Why do some newly-hired executives & senior managers fail spectacularly?

Related Articles

50% Of New Hires Fail! 7 Archetypes Revealing Recruiting’s Dirty Little Secret

At times, companies small & large hire senior managers or executives with much fanfare.

After months (or years) of searching for & courting The One, the deal is closed.

As a CEO or executive, you’re feeling excited, hopeful, & if you’re being honest, a little proud of yourself.

Company-wide email announcements are sent to create hope & optimism with the troops: “… they’ve managed 1000s of people, have 25 hobbies, 7 dogs, …”

It might even be a PR event, with the obligatory Techcrunch or Recode interview.

And yet too many of these don’t work out.

While there perhaps as many reasons for this phenomenon as there are flavors of ice cream, here’s one of the leading reasons: the leader is fundamentally flawed & your company was unable to detect this in your hiring process. You might have known in your gut, but failed to act.

And while one could write a whole book on this & related topics, here’s a crash course that should improve your chances of detecting a potential mis-hire. If you are a rank & file team member, this should help you understand why fancy executive Bob was DOA.

Why New Hires Fail (Emotional Intelligence Vs. Skills)

Contrary to popular belief, technical skills are not the primary reason why new hires fail; instead, poor interpersonal skills dominate the list, flaws which many of their managers admit were overlooked during the job interview process.

Leadership IQ Servey, a global leadership training and research company
New Hires Fail ReasonPercentage Contribution
Can’t Accept Feedback
Emotional Intelligence
Unable to understand & manage emotions
Lack necessary motivation to excel
Wrong temperament for the job
Technical Competence
Lacks necessary technical skills
The financial cost of hiring failures, coupled with the opportunity cost of not hiring high performers, can be millions of dollars, even for small companies.

A thread of archetypes

  • The One-hit Wonder
  • The Tailwind Catcher
  • The Hand-in-Glove Fit
  • The Smooth Operator
  • The Me-First Optimizer
  • The Interview Genius
  • The Pedigreed Royal

An archetype survey:

The One-hit Wonder

Has had one spectacular success that made them famous (Valley-famous, not NYTimes-famous) or rich. Everything else has been meh.

Detecting: Probe deeply into “past successes”. Ask why they think X, Y, Z were successes (often spun that way but are really not).

The Tailwind Catcher

Has had many successes but they’re due to “right place right time” factors not skill e.g. aligning with growing verticals/companies.

Detecting: Mainly evaluating role-specific skills (future), less of “tell me about a time when X, Y, Z..” questions (past).

The Hand-in-Glove Fit

Seems perfect because they spike on 1 or 2 skills that your org uniquely values. But otherwise they have glaring role-specific gaps.

Detecting: Catch yourself “falling in love” (hard, I know), don’t over-weigh the advice to “hire for crests not troughs”.

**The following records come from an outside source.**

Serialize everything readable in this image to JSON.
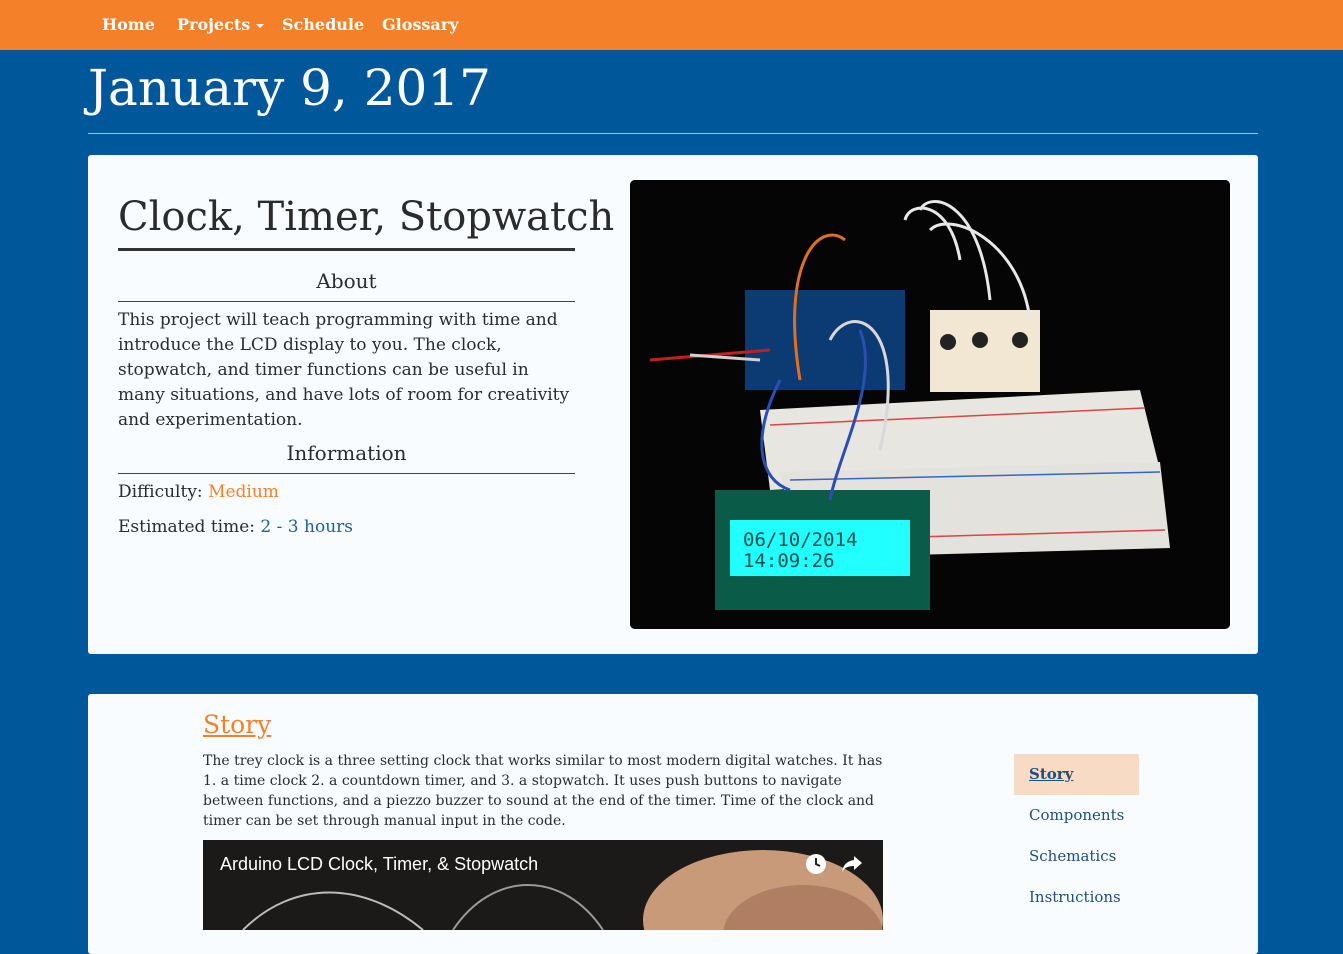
{
  "navbar": {
    "items": [
      {
        "label": "Home"
      },
      {
        "label": "Projects",
        "dropdown": true
      },
      {
        "label": "Schedule"
      },
      {
        "label": "Glossary"
      }
    ]
  },
  "page": {
    "date": "January 9, 2017"
  },
  "project": {
    "title": "Clock, Timer, Stopwatch",
    "about_heading": "About",
    "about_text": "This project will teach programming with time and introduce the LCD display to you. The clock, stopwatch, and timer functions can be useful in many situations, and have lots of room for creativity and experimentation.",
    "information_heading": "Information",
    "difficulty_label": "Difficulty:",
    "difficulty_value": "Medium",
    "time_label": "Estimated time:",
    "time_value": "2 - 3 hours",
    "photo": {
      "lcd_line1": "06/10/2014",
      "lcd_line2": "14:09:26"
    }
  },
  "story": {
    "heading": "Story",
    "text": "The trey clock is a three setting clock that works similar to most modern digital watches. It has 1. a time clock 2. a countdown timer, and 3. a stopwatch. It uses push buttons to navigate between functions, and a piezzo buzzer to sound at the end of the timer. Time of the clock and timer can be set through manual input in the code.",
    "video_title": "Arduino LCD Clock, Timer, & Stopwatch"
  },
  "side_nav": {
    "items": [
      {
        "label": "Story",
        "active": true
      },
      {
        "label": "Components"
      },
      {
        "label": "Schematics"
      },
      {
        "label": "Instructions"
      }
    ]
  },
  "colors": {
    "navbar": "#f4812a",
    "background": "#00579a",
    "accent_orange": "#f4812a",
    "accent_blue": "#1f5f98",
    "active_nav_bg": "#f8dbc4"
  }
}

The Smooth Operator

Is very impressive mainly due to charisma, has been successful in many places (since charisma works like a charm), comes across as “very executive-y”.

Detecting: Test for core “technical” skills required for the job, look for signs of over-confidence.

The Me-First Optimizer

Actually very competent, capable of doing a spectacular job, just one glaring flaw: extremely self-centered, will sacrifice team, company, etc. for self.

Detecting: Gives self too much credit when talking about past successes, backchannel references.

The Interview Genius

Knows all the theory of the job, interviews like a boss (top 5%). Has very few past successes. Often suffers from inability to take action.

Detecting: In-person job-relevant exercises (don’t do take-home). Unlike The Smooth Operator, references will be meh.

The Pedigreed Royal

This is W2 Royalty. Superb background: Ivy League, White House, Volunteer Work, Big 5, etc. Can be quite competent, just will miss the high expectations

Detecting: Might not be a bad hire, just keep expectations in check, don’t fill up your C-suite with them

I don’t think I’ve shared anything revolutionarily new here.

But it’s my hope that these archetypes & this lexicon can be a bit helpful in avoiding what can be very costly hiring mistakes.

You can follow @shreyas